Friday, September 19, 2014

I Have Some Questions About This Recent Study

Have you ever had a low calorie sweetener in its purest form? That is, have you ever tried something like aspartame in any form other than what you can get already packaged at a grocery store or restaurant, or already included in a beverage? How would a normal person even get their hands on something like that? I wouldn’t even know where to start. So, if you were going to do a study on how low calorie sweeteners affect humans, why would you test using the pure form that’s not even readily available to, let alone consumed by, normal humans?

I ask these questions because a recent article published in the journal Nature focused on research using these unrealistic scenarios, among others. As I’ve said before, I’m no expert on research, but I like to think of myself as a critical thinker. The methods these researchers used during their study just don’t seem to make much sense if you’re wanting to evaluate the effects of common low calorie sweeteners consumed by humans.
The Calorie Control Council does a good job of explaining what’s wrong with the research in that study here. This summary breaks down the research in an even simpler way. And besides all that, the research contradicts established studies from respected groups like the Academy of Nutrition and Dietetics, the American Diabetes Association, and the American Heart Association.

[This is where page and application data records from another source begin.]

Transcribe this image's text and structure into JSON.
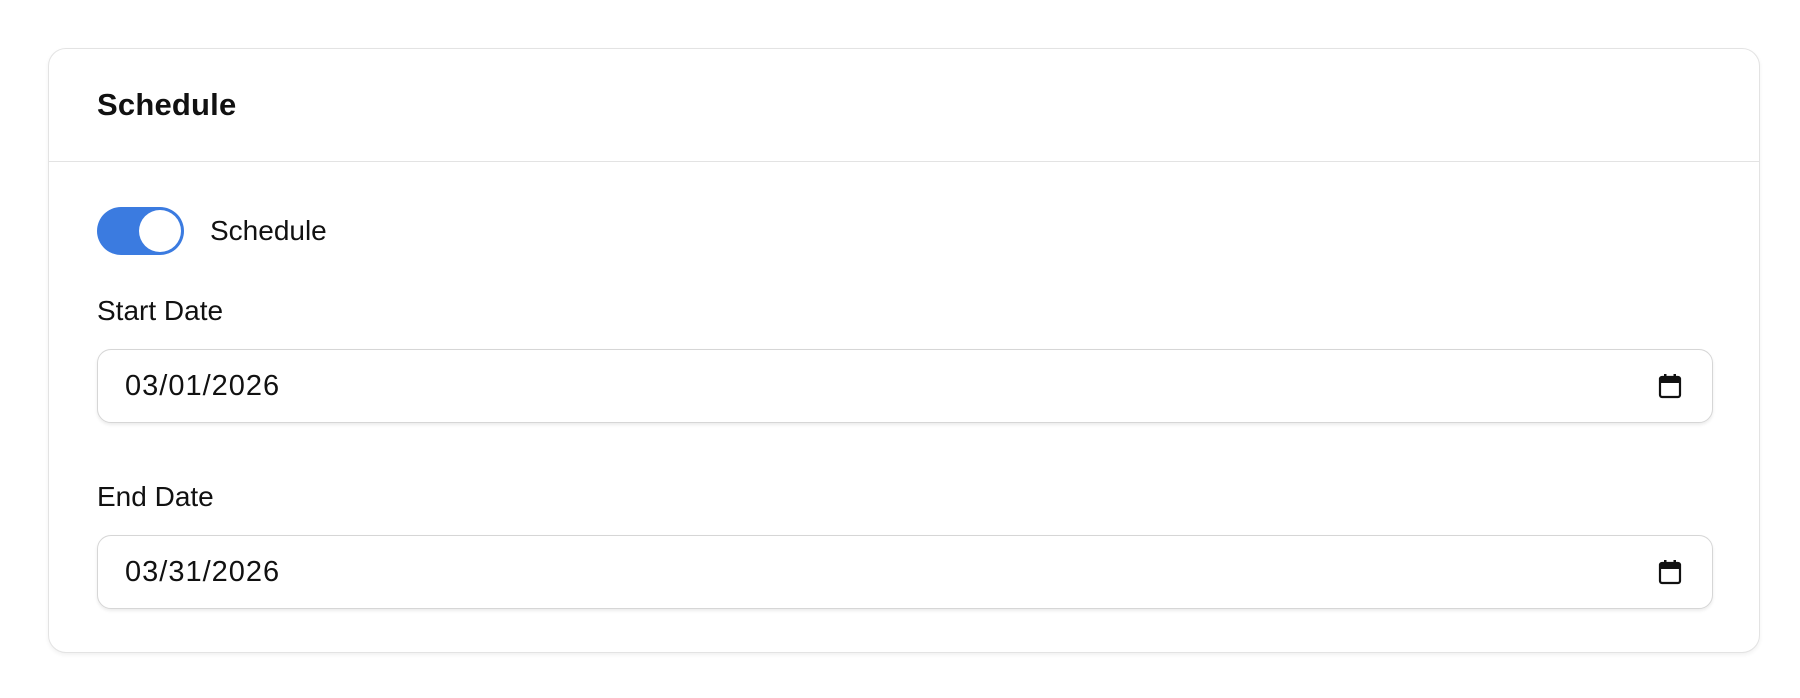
{
  "card": {
    "title": "Schedule"
  },
  "schedule_toggle": {
    "label": "Schedule",
    "enabled": true,
    "accent_color": "#3b7be0"
  },
  "start_date": {
    "label": "Start Date",
    "value": "03/01/2026",
    "icon": "calendar-icon"
  },
  "end_date": {
    "label": "End Date",
    "value": "03/31/2026",
    "icon": "calendar-icon"
  }
}
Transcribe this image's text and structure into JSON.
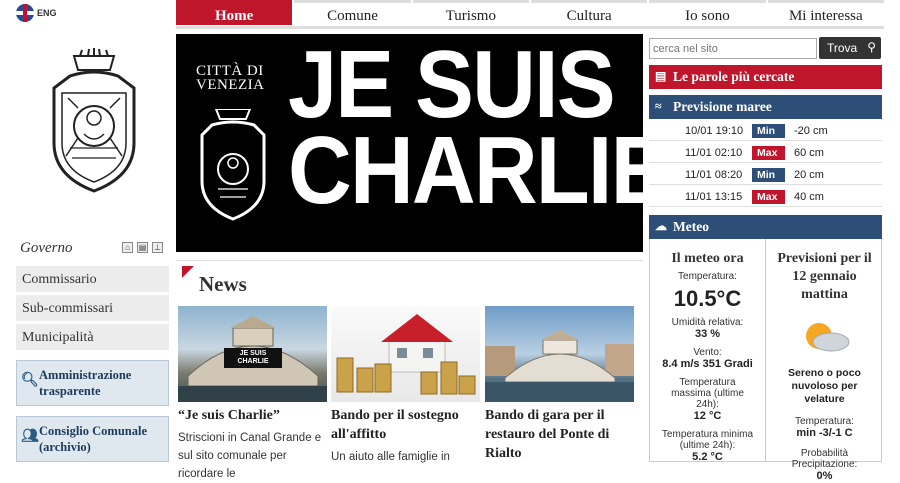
{
  "lang": {
    "label": "ENG"
  },
  "nav": {
    "tabs": [
      "Home",
      "Comune",
      "Turismo",
      "Cultura",
      "Io sono",
      "Mi interessa"
    ]
  },
  "left": {
    "governo": "Governo",
    "menu": [
      "Commissario",
      "Sub-commissari",
      "Municipalità"
    ],
    "boxes": [
      "Amministrazione trasparente",
      "Consiglio Comunale (archivio)"
    ]
  },
  "banner": {
    "city": "CITTÀ DI\nVENEZIA",
    "slogan_line1": "JE SUIS",
    "slogan_line2": "CHARLIE"
  },
  "news": {
    "title": "News",
    "cards": [
      {
        "title": "“Je suis Charlie”",
        "text": "Striscioni in Canal Grande e sul sito comunale per ricordare le",
        "pic_text": "JE SUIS CHARLIE"
      },
      {
        "title": "Bando per il sostegno all'affitto",
        "text": "Un aiuto alle famiglie in"
      },
      {
        "title": "Bando di gara per il restauro del Ponte di Rialto",
        "text": ""
      }
    ]
  },
  "search": {
    "placeholder": "cerca nel sito",
    "button": "Trova"
  },
  "parole": {
    "title": "Le parole più cercate"
  },
  "maree": {
    "title": "Previsione maree",
    "rows": [
      {
        "dt": "10/01 19:10",
        "kind": "Min",
        "val": "-20 cm"
      },
      {
        "dt": "11/01 02:10",
        "kind": "Max",
        "val": "60 cm"
      },
      {
        "dt": "11/01 08:20",
        "kind": "Min",
        "val": "20 cm"
      },
      {
        "dt": "11/01 13:15",
        "kind": "Max",
        "val": "40 cm"
      }
    ]
  },
  "meteo": {
    "title": "Meteo",
    "now": {
      "heading": "Il meteo ora",
      "temp_label": "Temperatura:",
      "temp": "10.5°C",
      "hum_label": "Umidità relativa:",
      "hum": "33 %",
      "wind_label": "Vento:",
      "wind": "8.4 m/s 351 Gradi",
      "tmax_label": "Temperatura massima (ultime 24h):",
      "tmax": "12 °C",
      "tmin_label": "Temperatura minima (ultime 24h):",
      "tmin": "5.2 °C"
    },
    "forecast": {
      "heading": "Previsioni per il 12 gennaio mattina",
      "desc": "Sereno o poco nuvoloso per velature",
      "temp_label": "Temperatura:",
      "temp": "min -3/-1 C",
      "prob_label": "Probabilità Precipitazione:",
      "prob": "0%"
    }
  }
}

Debra R Judelson, MD, Scientific Advisor to the Calorie Control Council, said, “The study published in Nature this week on artificial sweeteners goes against what we know as clinicians and what our patients tell us. The study tries to link low calorie sweeteners with weight gain and ignores the extensive data that demonstrates that low calorie sweeteners help us limit our calorie intake and help control our weight.”

So just use caution when you try to decipher the results of studies conducted like this one.